Every line of the material must be restated exactly, though not its pictures.
*** INPUT Section Begins ***
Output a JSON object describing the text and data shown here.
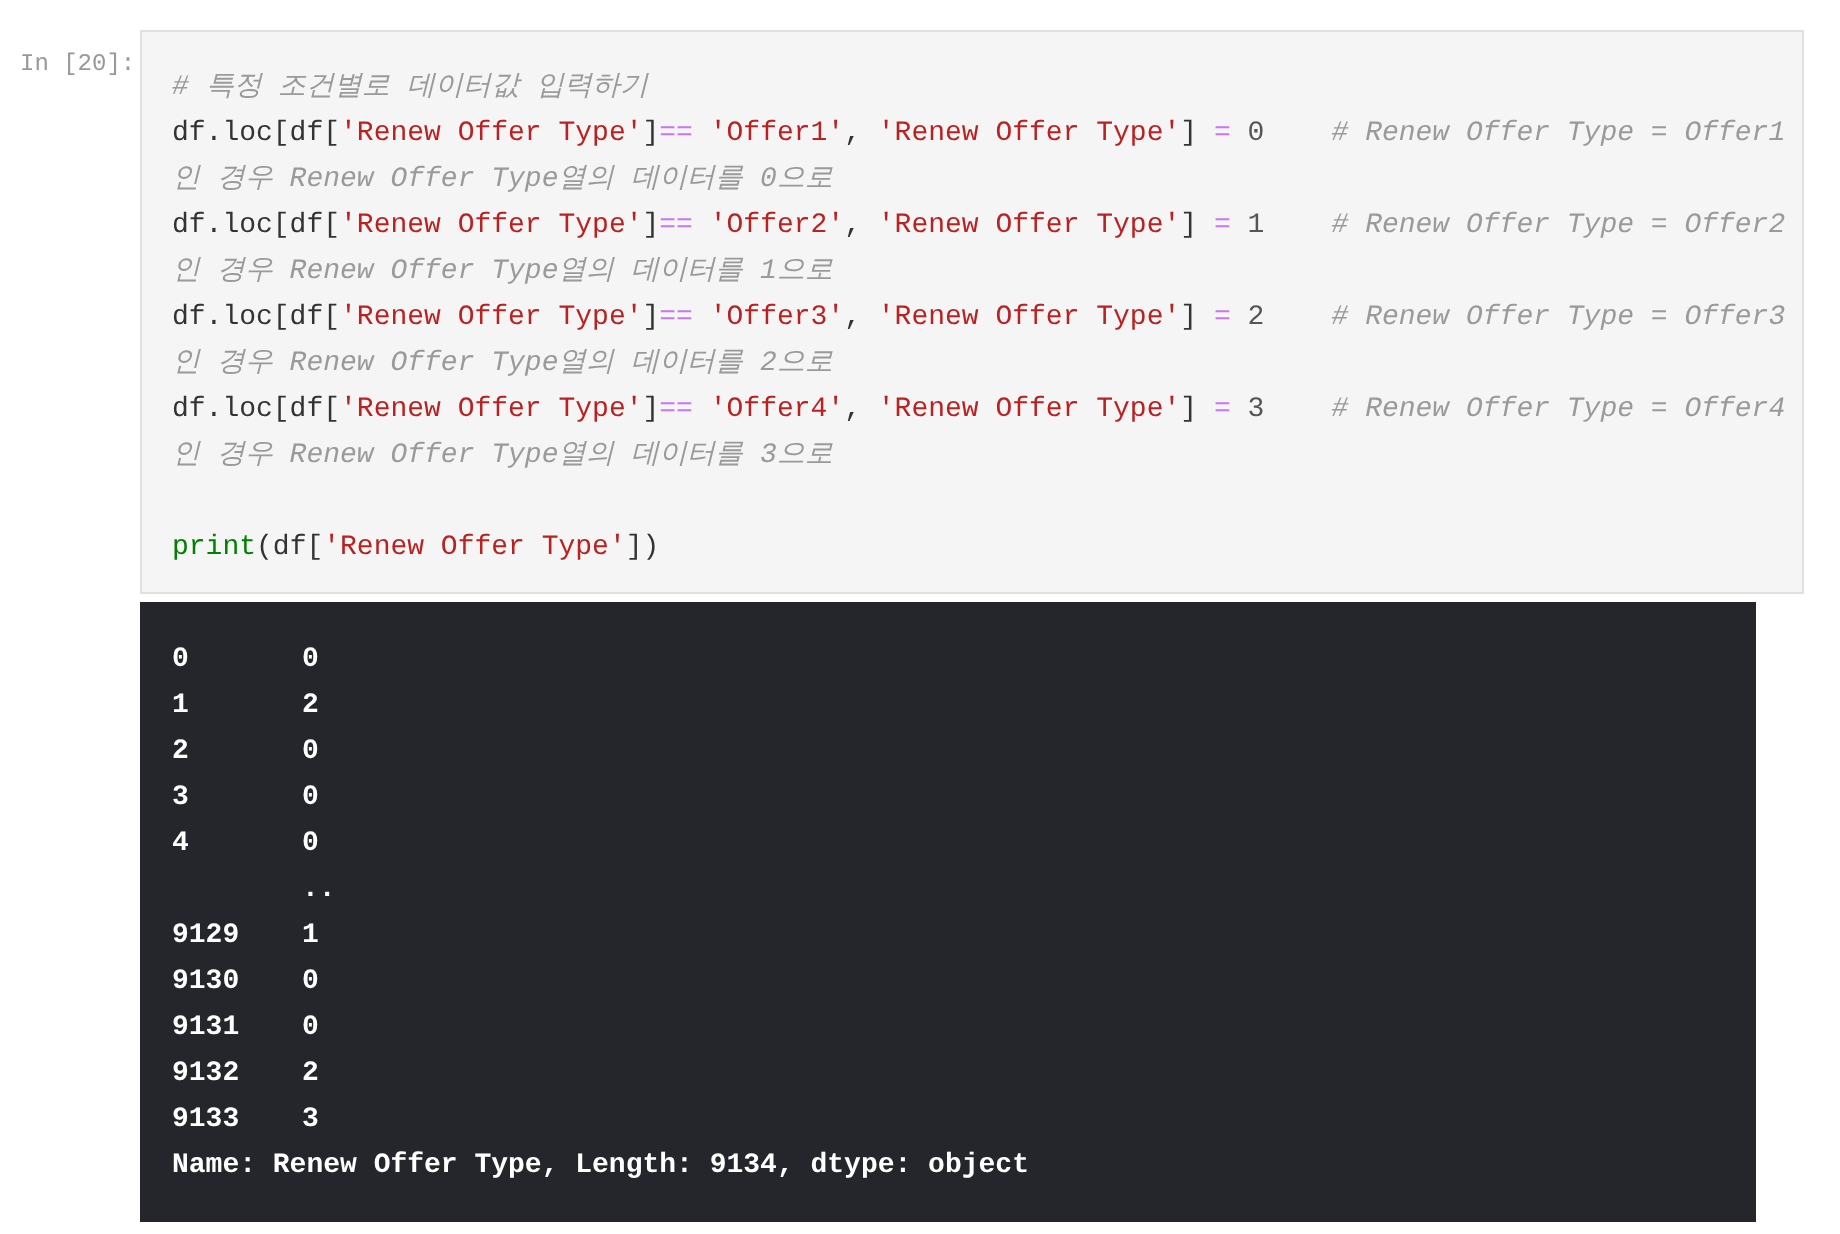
{
  "prompt": "In [20]:",
  "code_lines": [
    [
      {
        "kind": "comment",
        "text": "# 특정 조건별로 데이터값 입력하기"
      }
    ],
    [
      {
        "kind": "plain",
        "text": "df.loc[df["
      },
      {
        "kind": "string",
        "text": "'Renew Offer Type'"
      },
      {
        "kind": "plain",
        "text": "]"
      },
      {
        "kind": "op",
        "text": "=="
      },
      {
        "kind": "string",
        "text": " 'Offer1'"
      },
      {
        "kind": "plain",
        "text": ", "
      },
      {
        "kind": "string",
        "text": "'Renew Offer Type'"
      },
      {
        "kind": "plain",
        "text": "] "
      },
      {
        "kind": "op",
        "text": "="
      },
      {
        "kind": "number",
        "text": " 0"
      },
      {
        "kind": "comment",
        "text": "    # Renew Offer Type = Offer1"
      }
    ],
    [
      {
        "kind": "comment",
        "text": "인 경우 Renew Offer Type열의 데이터를 0으로"
      }
    ],
    [
      {
        "kind": "plain",
        "text": "df.loc[df["
      },
      {
        "kind": "string",
        "text": "'Renew Offer Type'"
      },
      {
        "kind": "plain",
        "text": "]"
      },
      {
        "kind": "op",
        "text": "=="
      },
      {
        "kind": "string",
        "text": " 'Offer2'"
      },
      {
        "kind": "plain",
        "text": ", "
      },
      {
        "kind": "string",
        "text": "'Renew Offer Type'"
      },
      {
        "kind": "plain",
        "text": "] "
      },
      {
        "kind": "op",
        "text": "="
      },
      {
        "kind": "number",
        "text": " 1"
      },
      {
        "kind": "comment",
        "text": "    # Renew Offer Type = Offer2"
      }
    ],
    [
      {
        "kind": "comment",
        "text": "인 경우 Renew Offer Type열의 데이터를 1으로"
      }
    ],
    [
      {
        "kind": "plain",
        "text": "df.loc[df["
      },
      {
        "kind": "string",
        "text": "'Renew Offer Type'"
      },
      {
        "kind": "plain",
        "text": "]"
      },
      {
        "kind": "op",
        "text": "=="
      },
      {
        "kind": "string",
        "text": " 'Offer3'"
      },
      {
        "kind": "plain",
        "text": ", "
      },
      {
        "kind": "string",
        "text": "'Renew Offer Type'"
      },
      {
        "kind": "plain",
        "text": "] "
      },
      {
        "kind": "op",
        "text": "="
      },
      {
        "kind": "number",
        "text": " 2"
      },
      {
        "kind": "comment",
        "text": "    # Renew Offer Type = Offer3"
      }
    ],
    [
      {
        "kind": "comment",
        "text": "인 경우 Renew Offer Type열의 데이터를 2으로"
      }
    ],
    [
      {
        "kind": "plain",
        "text": "df.loc[df["
      },
      {
        "kind": "string",
        "text": "'Renew Offer Type'"
      },
      {
        "kind": "plain",
        "text": "]"
      },
      {
        "kind": "op",
        "text": "=="
      },
      {
        "kind": "string",
        "text": " 'Offer4'"
      },
      {
        "kind": "plain",
        "text": ", "
      },
      {
        "kind": "string",
        "text": "'Renew Offer Type'"
      },
      {
        "kind": "plain",
        "text": "] "
      },
      {
        "kind": "op",
        "text": "="
      },
      {
        "kind": "number",
        "text": " 3"
      },
      {
        "kind": "comment",
        "text": "    # Renew Offer Type = Offer4"
      }
    ],
    [
      {
        "kind": "comment",
        "text": "인 경우 Renew Offer Type열의 데이터를 3으로"
      }
    ],
    {
      "blank_before": true,
      "tokens": [
        {
          "kind": "builtin",
          "text": "print"
        },
        {
          "kind": "plain",
          "text": "(df["
        },
        {
          "kind": "string",
          "text": "'Renew Offer Type'"
        },
        {
          "kind": "plain",
          "text": "])"
        }
      ]
    }
  ],
  "output": {
    "rows": [
      {
        "index": "0",
        "value": "0"
      },
      {
        "index": "1",
        "value": "2"
      },
      {
        "index": "2",
        "value": "0"
      },
      {
        "index": "3",
        "value": "0"
      },
      {
        "index": "4",
        "value": "0"
      },
      {
        "value": ".."
      },
      {
        "index": "9129",
        "value": "1"
      },
      {
        "index": "9130",
        "value": "0"
      },
      {
        "index": "9131",
        "value": "0"
      },
      {
        "index": "9132",
        "value": "2"
      },
      {
        "index": "9133",
        "value": "3"
      }
    ],
    "footer": "Name: Renew Offer Type, Length: 9134, dtype: object"
  }
}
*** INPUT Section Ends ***
(RESPONSE BELOW)
Output a JSON object describing the text and data shown here.
{
  "prompt": "In [20]:",
  "code_lines": [
    [
      {
        "kind": "comment",
        "text": "# 특정 조건별로 데이터값 입력하기"
      }
    ],
    [
      {
        "kind": "plain",
        "text": "df.loc[df["
      },
      {
        "kind": "string",
        "text": "'Renew Offer Type'"
      },
      {
        "kind": "plain",
        "text": "]"
      },
      {
        "kind": "op",
        "text": "=="
      },
      {
        "kind": "string",
        "text": " 'Offer1'"
      },
      {
        "kind": "plain",
        "text": ", "
      },
      {
        "kind": "string",
        "text": "'Renew Offer Type'"
      },
      {
        "kind": "plain",
        "text": "] "
      },
      {
        "kind": "op",
        "text": "="
      },
      {
        "kind": "number",
        "text": " 0"
      },
      {
        "kind": "comment",
        "text": "    # Renew Offer Type = Offer1"
      }
    ],
    [
      {
        "kind": "comment",
        "text": "인 경우 Renew Offer Type열의 데이터를 0으로"
      }
    ],
    [
      {
        "kind": "plain",
        "text": "df.loc[df["
      },
      {
        "kind": "string",
        "text": "'Renew Offer Type'"
      },
      {
        "kind": "plain",
        "text": "]"
      },
      {
        "kind": "op",
        "text": "=="
      },
      {
        "kind": "string",
        "text": " 'Offer2'"
      },
      {
        "kind": "plain",
        "text": ", "
      },
      {
        "kind": "string",
        "text": "'Renew Offer Type'"
      },
      {
        "kind": "plain",
        "text": "] "
      },
      {
        "kind": "op",
        "text": "="
      },
      {
        "kind": "number",
        "text": " 1"
      },
      {
        "kind": "comment",
        "text": "    # Renew Offer Type = Offer2"
      }
    ],
    [
      {
        "kind": "comment",
        "text": "인 경우 Renew Offer Type열의 데이터를 1으로"
      }
    ],
    [
      {
        "kind": "plain",
        "text": "df.loc[df["
      },
      {
        "kind": "string",
        "text": "'Renew Offer Type'"
      },
      {
        "kind": "plain",
        "text": "]"
      },
      {
        "kind": "op",
        "text": "=="
      },
      {
        "kind": "string",
        "text": " 'Offer3'"
      },
      {
        "kind": "plain",
        "text": ", "
      },
      {
        "kind": "string",
        "text": "'Renew Offer Type'"
      },
      {
        "kind": "plain",
        "text": "] "
      },
      {
        "kind": "op",
        "text": "="
      },
      {
        "kind": "number",
        "text": " 2"
      },
      {
        "kind": "comment",
        "text": "    # Renew Offer Type = Offer3"
      }
    ],
    [
      {
        "kind": "comment",
        "text": "인 경우 Renew Offer Type열의 데이터를 2으로"
      }
    ],
    [
      {
        "kind": "plain",
        "text": "df.loc[df["
      },
      {
        "kind": "string",
        "text": "'Renew Offer Type'"
      },
      {
        "kind": "plain",
        "text": "]"
      },
      {
        "kind": "op",
        "text": "=="
      },
      {
        "kind": "string",
        "text": " 'Offer4'"
      },
      {
        "kind": "plain",
        "text": ", "
      },
      {
        "kind": "string",
        "text": "'Renew Offer Type'"
      },
      {
        "kind": "plain",
        "text": "] "
      },
      {
        "kind": "op",
        "text": "="
      },
      {
        "kind": "number",
        "text": " 3"
      },
      {
        "kind": "comment",
        "text": "    # Renew Offer Type = Offer4"
      }
    ],
    [
      {
        "kind": "comment",
        "text": "인 경우 Renew Offer Type열의 데이터를 3으로"
      }
    ],
    {
      "blank_before": true,
      "tokens": [
        {
          "kind": "builtin",
          "text": "print"
        },
        {
          "kind": "plain",
          "text": "(df["
        },
        {
          "kind": "string",
          "text": "'Renew Offer Type'"
        },
        {
          "kind": "plain",
          "text": "])"
        }
      ]
    }
  ],
  "output": {
    "rows": [
      {
        "index": "0",
        "value": "0"
      },
      {
        "index": "1",
        "value": "2"
      },
      {
        "index": "2",
        "value": "0"
      },
      {
        "index": "3",
        "value": "0"
      },
      {
        "index": "4",
        "value": "0"
      },
      {
        "value": ".."
      },
      {
        "index": "9129",
        "value": "1"
      },
      {
        "index": "9130",
        "value": "0"
      },
      {
        "index": "9131",
        "value": "0"
      },
      {
        "index": "9132",
        "value": "2"
      },
      {
        "index": "9133",
        "value": "3"
      }
    ],
    "footer": "Name: Renew Offer Type, Length: 9134, dtype: object"
  }
}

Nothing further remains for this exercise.